A History of Silence, by Lloyd Jones (Penguin, 2013), 273 pp., $38
From the first lines of the first page, Jones draws you into his finely sketched world. Scattered throughout the present are links and clues to his past. His apartment occupies the old shoe factory, which manufactured his childhood shoes. A book, gifted to his father with a flyleaf inscription from his mother, expresses more love between them than he ever observed in his family years. Through his childhood eyes we glimpse the inaccessible Spartan starkness of their motel-like twin bedroom home.
Slowly the past is brought into the picture, from childhood recollections to musing on how Captain James Cook’s artist William Hodges civilised and Anglicised the eighteenth-century antipodean wilderness landscapes he captured on canvas.

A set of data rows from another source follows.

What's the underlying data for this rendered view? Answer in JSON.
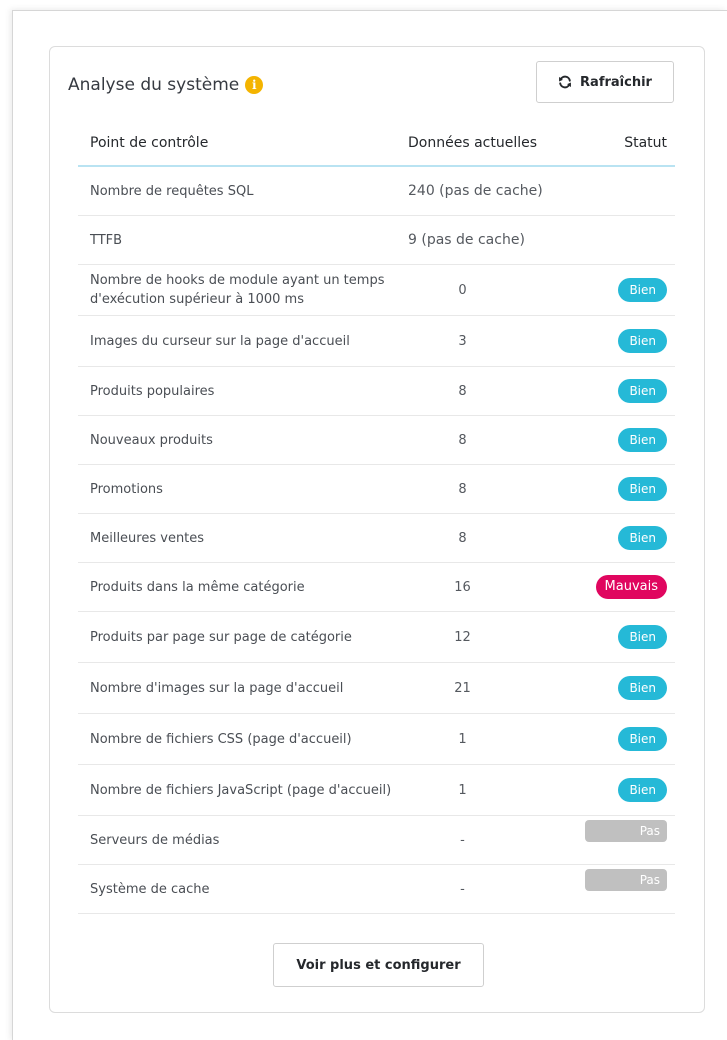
{
  "panel": {
    "title": "Analyse du système",
    "info_icon": "info-icon",
    "refresh_label": "Rafraîchir",
    "refresh_icon": "refresh-icon",
    "more_label": "Voir plus et configurer"
  },
  "table": {
    "headers": {
      "checkpoint": "Point de contrôle",
      "current": "Données actuelles",
      "status": "Statut"
    },
    "rows": [
      {
        "label": "Nombre de requêtes SQL",
        "value": "240 (pas de cache)",
        "status": ""
      },
      {
        "label": "TTFB",
        "value": "9 (pas de cache)",
        "status": ""
      },
      {
        "label": "Nombre de hooks de module ayant un temps d'exécution supérieur à 1000 ms",
        "value": "0",
        "status": "Bien"
      },
      {
        "label": "Images du curseur sur la page d'accueil",
        "value": "3",
        "status": "Bien"
      },
      {
        "label": "Produits populaires",
        "value": "8",
        "status": "Bien"
      },
      {
        "label": "Nouveaux produits",
        "value": "8",
        "status": "Bien"
      },
      {
        "label": "Promotions",
        "value": "8",
        "status": "Bien"
      },
      {
        "label": "Meilleures ventes",
        "value": "8",
        "status": "Bien"
      },
      {
        "label": "Produits dans la même catégorie",
        "value": "16",
        "status": "Mauvais"
      },
      {
        "label": "Produits par page sur page de catégorie",
        "value": "12",
        "status": "Bien"
      },
      {
        "label": "Nombre d'images sur la page d'accueil",
        "value": "21",
        "status": "Bien"
      },
      {
        "label": "Nombre de fichiers CSS (page d'accueil)",
        "value": "1",
        "status": "Bien"
      },
      {
        "label": "Nombre de fichiers JavaScript (page d'accueil)",
        "value": "1",
        "status": "Bien"
      },
      {
        "label": "Serveurs de médias",
        "value": "-",
        "status": "Pas configuré"
      },
      {
        "label": "Système de cache",
        "value": "-",
        "status": "Pas configuré"
      }
    ]
  },
  "colors": {
    "good": "#25b9d7",
    "bad": "#e0065f",
    "not_configured": "#c0c0c0",
    "info": "#f4b400"
  }
}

As the jigsaw pieces of his world are turned over and fitted together, we glimpse the decidedly inauspicious beginnings of his parents’ lives – one as an orphan, the other given up for adoption at age four.
Jones and his siblings grow up in a New Zealand that survives now, surely, as little more than a fading memory for him and his fellow baby-boomers. [Read more…]